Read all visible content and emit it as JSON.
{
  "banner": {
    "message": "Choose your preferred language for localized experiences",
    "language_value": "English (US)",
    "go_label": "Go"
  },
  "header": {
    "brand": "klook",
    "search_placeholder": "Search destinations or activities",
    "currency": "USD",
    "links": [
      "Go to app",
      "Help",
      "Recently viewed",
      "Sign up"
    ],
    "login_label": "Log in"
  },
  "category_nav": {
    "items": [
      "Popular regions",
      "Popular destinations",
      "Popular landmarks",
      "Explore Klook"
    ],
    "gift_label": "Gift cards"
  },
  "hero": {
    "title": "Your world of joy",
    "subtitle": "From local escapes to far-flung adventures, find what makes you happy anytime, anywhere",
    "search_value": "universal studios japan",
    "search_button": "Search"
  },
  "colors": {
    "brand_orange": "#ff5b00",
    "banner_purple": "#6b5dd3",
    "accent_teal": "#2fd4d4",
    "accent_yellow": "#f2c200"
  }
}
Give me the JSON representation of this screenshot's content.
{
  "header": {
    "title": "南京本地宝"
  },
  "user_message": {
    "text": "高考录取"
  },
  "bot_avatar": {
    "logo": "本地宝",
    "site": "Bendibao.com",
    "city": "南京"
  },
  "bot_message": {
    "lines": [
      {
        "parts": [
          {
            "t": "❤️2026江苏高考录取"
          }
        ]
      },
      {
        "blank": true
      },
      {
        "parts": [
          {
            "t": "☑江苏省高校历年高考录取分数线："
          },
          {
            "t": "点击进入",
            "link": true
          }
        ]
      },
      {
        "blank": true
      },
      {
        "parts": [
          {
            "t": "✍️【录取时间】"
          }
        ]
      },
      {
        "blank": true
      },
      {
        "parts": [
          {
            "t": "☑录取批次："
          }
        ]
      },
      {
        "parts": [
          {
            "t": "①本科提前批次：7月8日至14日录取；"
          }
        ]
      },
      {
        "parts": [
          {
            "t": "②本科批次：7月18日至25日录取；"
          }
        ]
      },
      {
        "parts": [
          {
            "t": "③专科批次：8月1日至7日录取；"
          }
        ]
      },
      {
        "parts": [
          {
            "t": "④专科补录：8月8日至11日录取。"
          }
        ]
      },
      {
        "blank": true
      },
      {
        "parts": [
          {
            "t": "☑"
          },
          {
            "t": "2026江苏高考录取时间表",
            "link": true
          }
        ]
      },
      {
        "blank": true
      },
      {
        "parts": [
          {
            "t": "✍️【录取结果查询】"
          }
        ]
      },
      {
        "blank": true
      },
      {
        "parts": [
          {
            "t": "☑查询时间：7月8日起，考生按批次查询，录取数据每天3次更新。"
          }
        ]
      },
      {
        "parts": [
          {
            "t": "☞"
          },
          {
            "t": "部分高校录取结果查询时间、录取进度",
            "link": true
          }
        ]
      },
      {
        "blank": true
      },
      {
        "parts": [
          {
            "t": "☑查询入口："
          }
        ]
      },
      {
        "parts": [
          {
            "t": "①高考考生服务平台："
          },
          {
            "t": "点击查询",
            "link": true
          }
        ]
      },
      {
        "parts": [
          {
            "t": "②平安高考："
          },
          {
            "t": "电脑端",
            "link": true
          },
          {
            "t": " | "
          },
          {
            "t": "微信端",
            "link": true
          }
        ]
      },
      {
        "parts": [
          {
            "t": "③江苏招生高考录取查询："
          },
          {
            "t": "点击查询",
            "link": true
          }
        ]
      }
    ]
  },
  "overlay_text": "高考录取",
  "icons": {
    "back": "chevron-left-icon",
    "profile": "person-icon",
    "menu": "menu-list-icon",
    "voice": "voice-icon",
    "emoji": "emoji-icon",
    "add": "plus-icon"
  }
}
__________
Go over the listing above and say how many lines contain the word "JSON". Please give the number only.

2